Site for Burned Teen Shut Down After Scam Attempt 1:33

Investigators searching for the person who torched a Mississippi teenager and left her burning body on the side of a road are hoping a higher reward will help convince tipsters to come forward. U.S. Marshals upped the reward in the case of Jessica Chambers by $10,000 — on top of the $1,000 being offered by CrimeStoppers. The extra cash comes as investigators await the release of Chambers' autopsy and her family prepares to hold a wake Friday night for the 19-year-old former cheerleader.

District Attorney John Champion told reporters Thursday that there was "not a lot of street talk" in Chambers' hometown of Courtland. She was last seen Saturday night filling up her car at a local gas station. At one point, surveillance video shows her waving to someone out of view and walking over.
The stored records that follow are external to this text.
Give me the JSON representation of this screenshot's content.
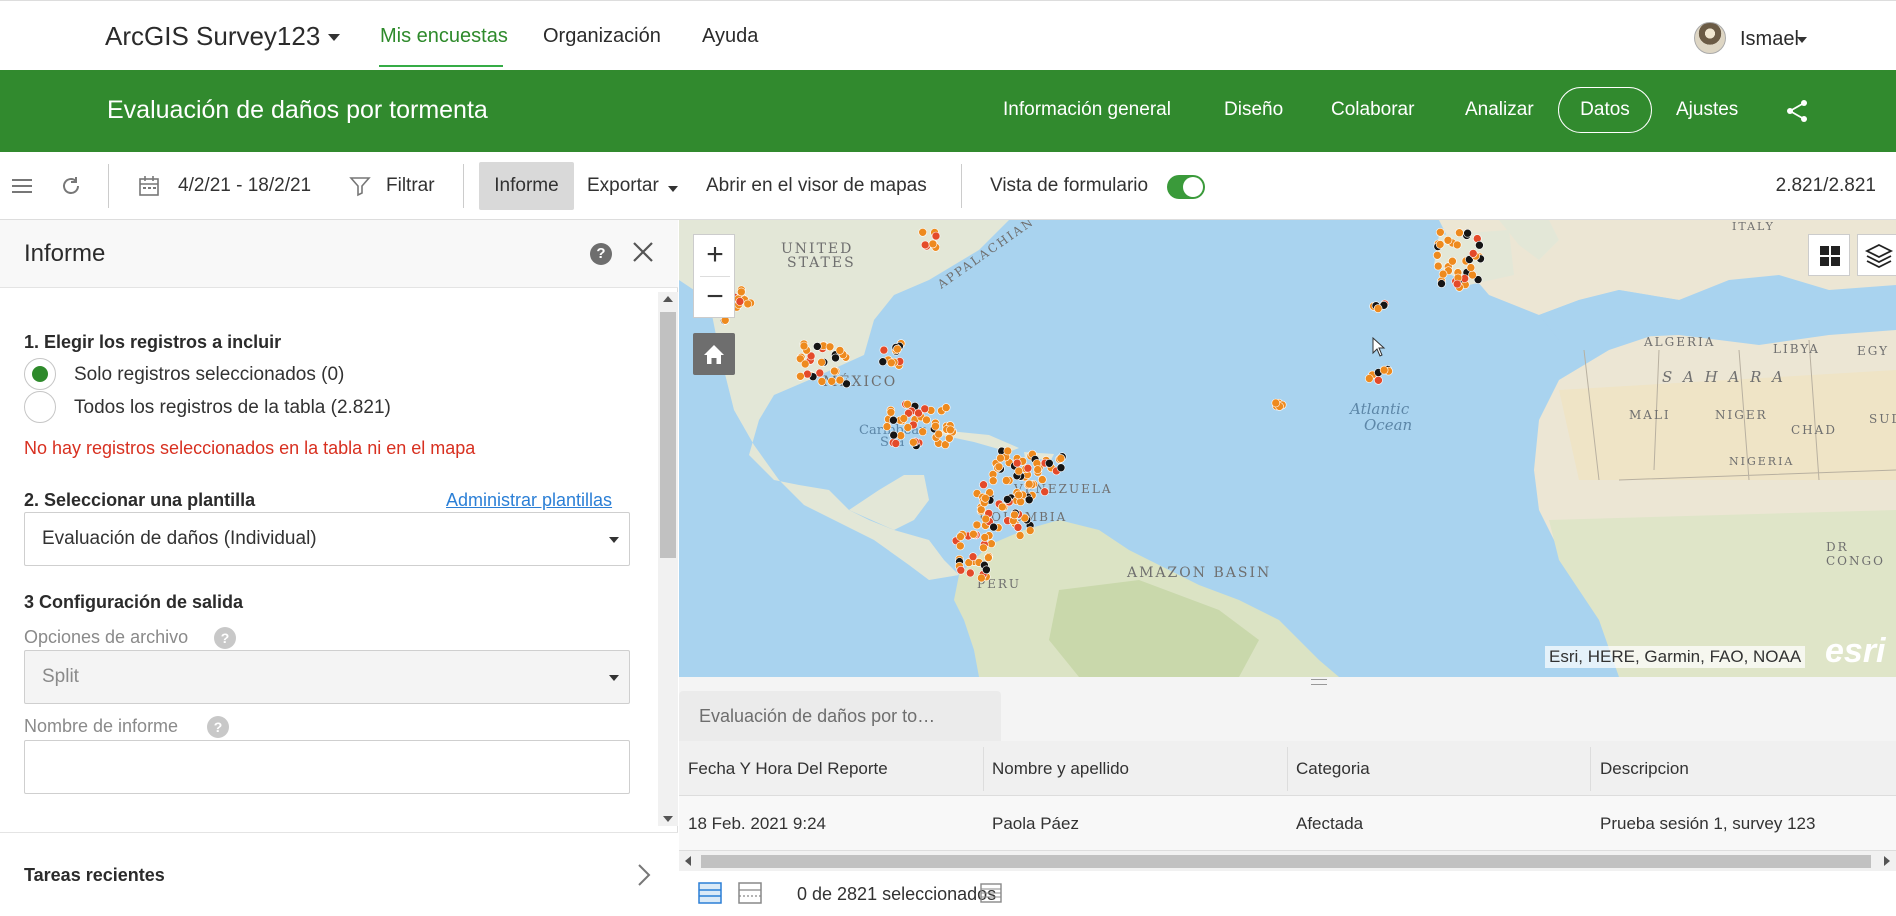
{
  "topnav": {
    "app_title": "ArcGIS Survey123",
    "links": [
      "Mis encuestas",
      "Organización",
      "Ayuda"
    ],
    "user_name": "Ismael"
  },
  "banner": {
    "survey_title": "Evaluación de daños por tormenta",
    "tabs": [
      "Información general",
      "Diseño",
      "Colaborar",
      "Analizar",
      "Datos",
      "Ajustes"
    ],
    "active_tab": "Datos",
    "accent_color": "#318a2e"
  },
  "toolbar": {
    "date_range": "4/2/21 - 18/2/21",
    "filter_label": "Filtrar",
    "report_label": "Informe",
    "export_label": "Exportar",
    "map_viewer_label": "Abrir en el visor de mapas",
    "form_view_label": "Vista de formulario",
    "form_view_on": true,
    "record_count": "2.821/2.821"
  },
  "report_panel": {
    "title": "Informe",
    "section1": "1. Elegir los registros a incluir",
    "option_selected": "Solo registros seleccionados (0)",
    "option_all": "Todos los registros de la tabla (2.821)",
    "error": "No hay registros seleccionados en la tabla ni en el mapa",
    "section2": "2. Seleccionar una plantilla",
    "manage_templates": "Administrar plantillas",
    "template_value": "Evaluación de daños (Individual)",
    "section3": "3 Configuración de salida",
    "file_options_label": "Opciones de archivo",
    "file_options_value": "Split",
    "report_name_label": "Nombre de informe",
    "recent_tasks": "Tareas recientes"
  },
  "map": {
    "labels": {
      "us": "UNITED",
      "us2": "STATES",
      "appalachian": "APPALACHIAN MTN",
      "mexico": "MÉXICO",
      "caribbean": "Caribbean",
      "sea": "Sea",
      "venezuela": "VENEZUELA",
      "colombia": "COLOMBIA",
      "peru": "PERU",
      "amazon": "AMAZON BASIN",
      "atlantic": "Atlantic",
      "ocean": "Ocean",
      "algeria": "ALGERIA",
      "libya": "LIBYA",
      "egypt": "EGY",
      "sahara": "S A H A R A",
      "mali": "MALI",
      "niger": "NIGER",
      "chad": "CHAD",
      "sudan": "SUD",
      "nigeria": "NIGERIA",
      "italy": "ITALY",
      "drc": "DR CONGO",
      "esri_logo": "esri"
    },
    "attribution": "Esri, HERE, Garmin, FAO, NOAA"
  },
  "table": {
    "tab_label": "Evaluación de daños por to…",
    "columns": [
      "Fecha Y Hora Del Reporte",
      "Nombre y apellido",
      "Categoria",
      "Descripcion"
    ],
    "rows": [
      [
        "18 Feb. 2021 9:24",
        "Paola Páez",
        "Afectada",
        "Prueba sesión 1, survey 123"
      ]
    ],
    "selection_status": "0 de 2821 seleccionados"
  }
}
She soon returns and is seen driving off in her car.

Ali Fahdel, a clerk at McCullar's First Stop gas station, said Chambers had filled up her tank to $14 — which he remembered because she normally gets less than $10 worth. "She told me she was meeting somebody, but I didn't ask her who because I didn't want to be nosy," Fahdel told NBC News on Friday.

Fahdel said he gave police the name of the person who Chambers had been waving to. So far, authorities have not identified any suspects.
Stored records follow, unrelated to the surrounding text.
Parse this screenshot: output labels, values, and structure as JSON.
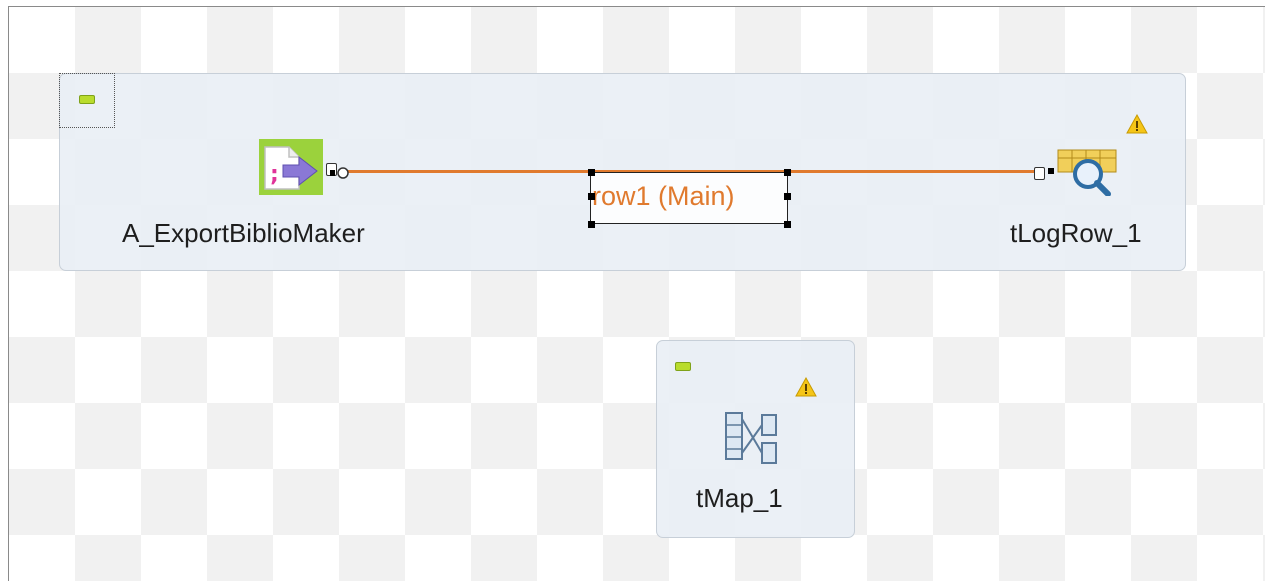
{
  "components": {
    "input": {
      "label": "A_ExportBiblioMaker",
      "icon": "file-delimited-input-icon"
    },
    "output": {
      "label": "tLogRow_1",
      "icon": "log-row-magnifier-icon"
    },
    "map": {
      "label": "tMap_1",
      "icon": "tmap-icon"
    }
  },
  "connection": {
    "label": "row1 (Main)",
    "color": "#e07a2e"
  },
  "colors": {
    "subjob_bg": "#e8eef5",
    "collapse_button": "#b9dc2d",
    "warning": "#f5c518"
  }
}
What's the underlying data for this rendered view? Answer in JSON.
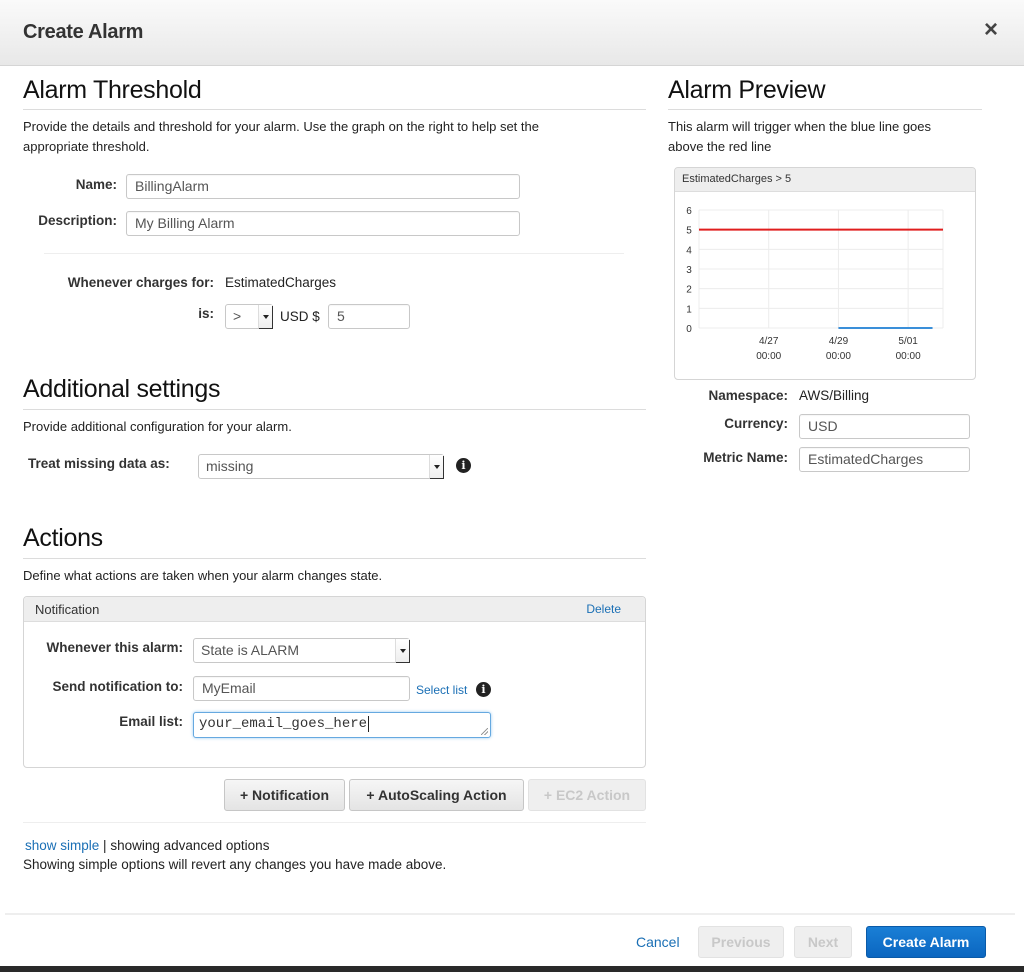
{
  "dialog": {
    "title": "Create Alarm",
    "close_icon": "×"
  },
  "threshold": {
    "heading": "Alarm Threshold",
    "description": "Provide the details and threshold for your alarm. Use the graph on the right to help set the",
    "description_line2": "appropriate threshold.",
    "name_label": "Name:",
    "name_value": "BillingAlarm",
    "description_label": "Description:",
    "description_value": "My Billing Alarm",
    "whenever_label": "Whenever charges for:",
    "whenever_value": "EstimatedCharges",
    "is_label": "is:",
    "operator_value": ">",
    "currency_prefix": "USD $",
    "threshold_value": "5"
  },
  "additional": {
    "heading": "Additional settings",
    "description": "Provide additional configuration for your alarm.",
    "missing_label": "Treat missing data as:",
    "missing_value": "missing"
  },
  "actions": {
    "heading": "Actions",
    "description": "Define what actions are taken when your alarm changes state.",
    "notification": {
      "title": "Notification",
      "delete_label": "Delete",
      "whenever_label": "Whenever this alarm:",
      "whenever_value": "State is ALARM",
      "send_label": "Send notification to:",
      "send_value": "MyEmail",
      "select_list_label": "Select list",
      "email_label": "Email list:",
      "email_value": "your_email_goes_here"
    },
    "buttons": {
      "notification": "+ Notification",
      "autoscaling": "+ AutoScaling Action",
      "ec2": "+ EC2 Action"
    }
  },
  "mode": {
    "show_simple": "show simple",
    "separator": "|",
    "showing_advanced": "showing advanced options",
    "warning": "Showing simple options will revert any changes you have made above."
  },
  "preview": {
    "heading": "Alarm Preview",
    "description": "This alarm will trigger when the blue line goes",
    "description_line2": "above the red line",
    "namespace_label": "Namespace:",
    "namespace_value": "AWS/Billing",
    "currency_label": "Currency:",
    "currency_value": "USD",
    "metric_label": "Metric Name:",
    "metric_value": "EstimatedCharges"
  },
  "footer": {
    "cancel": "Cancel",
    "previous": "Previous",
    "next": "Next",
    "create": "Create Alarm"
  },
  "colors": {
    "threshold_line": "#e01e1e",
    "metric_line": "#3a8fd9",
    "primary": "#0b6ec5",
    "link": "#1a6fb5"
  },
  "chart_data": {
    "type": "line",
    "title": "EstimatedCharges > 5",
    "xlabel": "",
    "ylabel": "",
    "ylim": [
      0,
      6
    ],
    "yticks": [
      "0",
      "1",
      "2",
      "3",
      "4",
      "5",
      "6"
    ],
    "xticks": [
      {
        "label": "4/27",
        "sublabel": "00:00",
        "pos": 1
      },
      {
        "label": "4/29",
        "sublabel": "00:00",
        "pos": 2
      },
      {
        "label": "5/01",
        "sublabel": "00:00",
        "pos": 3
      }
    ],
    "xlim": [
      0,
      3.5
    ],
    "grid": true,
    "series": [
      {
        "name": "threshold",
        "color": "#e01e1e",
        "x": [
          0,
          3.5
        ],
        "y": [
          5,
          5
        ]
      },
      {
        "name": "EstimatedCharges",
        "color": "#3a8fd9",
        "x": [
          2.0,
          3.35
        ],
        "y": [
          0,
          0
        ]
      }
    ]
  }
}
About 90 minutes after she left the gas station, firefighters found Chambers' burning car on a back road. She was still alive and able to talk to rescuers, police said. Family members say lighter fluid had been poured down her throat, and she was knocked out before her body was set on fire. Authorities haven't provided details of the crime or what she told firefighters.

The family has set up a Facebook page, Justice for Jessica, and friends are also soliciting online donations through a GoFundMe account to help any financial costs. Her mom, Lisa Chambers, told NBC affiliate WMC that she's "disgusted" by reports that scammers have created online donation pages asking for cash in her daughter's memory. "I don't understand how somebody could be that cruel to try and make money by what has happened," Lisa Chambers said.

IN-DEPTH

— Erik Ortiz